NIB: FDI could grow up to 60%
Foreign Direct Investment (FDI) into Ireland could grow by as much as 60%, according to a report commissioned yesterday.
National Irish Banks’ quarterly report has indicated that this year would be a particularly strong year for FDI. This comes off the back of further data from the UN Conference on Trade and Development which has stated that €2.5 billion euro has been generated in Greenfield FDI for the first four months of the year.
This is over 50% already of the total investment in 2010 and if trends continue, FDI could reach a 60% growth level for 2011.
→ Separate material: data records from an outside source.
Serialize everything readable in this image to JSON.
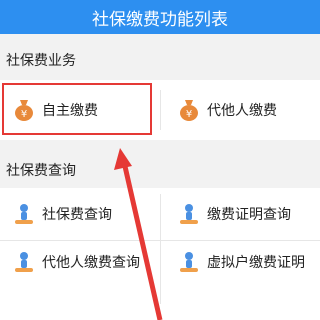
{
  "header": {
    "title": "社保缴费功能列表"
  },
  "sections": [
    {
      "title": "社保费业务",
      "items": [
        {
          "label": "自主缴费",
          "icon": "money-bag-icon"
        },
        {
          "label": "代他人缴费",
          "icon": "money-bag-icon"
        }
      ]
    },
    {
      "title": "社保费查询",
      "items": [
        {
          "label": "社保费查询",
          "icon": "person-query-icon"
        },
        {
          "label": "缴费证明查询",
          "icon": "person-query-icon"
        },
        {
          "label": "代他人缴费查询",
          "icon": "person-query-icon"
        },
        {
          "label": "虚拟户缴费证明",
          "icon": "person-query-icon"
        }
      ]
    }
  ],
  "colors": {
    "header": "#2d8ff0",
    "bag": "#e8893a",
    "highlight": "#e53935",
    "person_blue": "#4a90e2",
    "person_orange": "#f0a04b"
  }
}
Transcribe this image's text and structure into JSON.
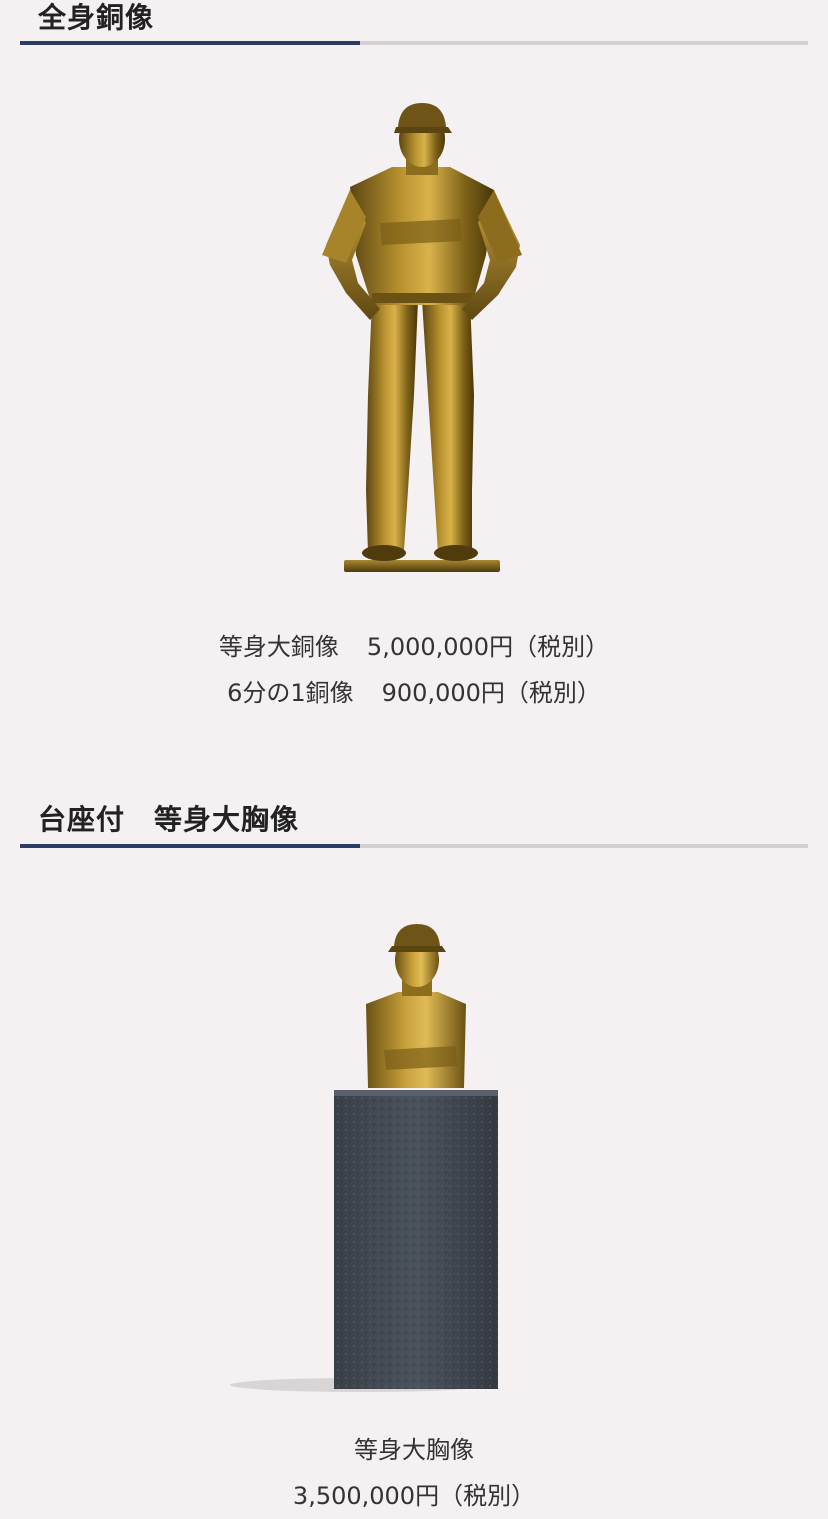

National Irish Bank’s chief economist, Dr. Ronnie O’ Toole, has welcomed the report and called it a “clear positive”. However, he has also warned that our exports could take a hit due to the global slump. Original growth predictions of 7% have had to be modified downwards to 5.5%
“The global financial markets have been hit by a nasty cocktail of worsening macro-data and rising discontent among policymakers, which is affecting the outlook for Ireland’s key markets in the US and Europe.”
“A low-growth scenario for the coming two to three years seems increasingly likely in these markets,” Dr O’Toole said.
Ireland depends on the euro-zone for almost half its exports, while the UK is Ireland’s largest market. Sluggish growth in these markets could have bad implications for Irish exports, although high inflation would allow Ireland to up its prices in the case of the UK market.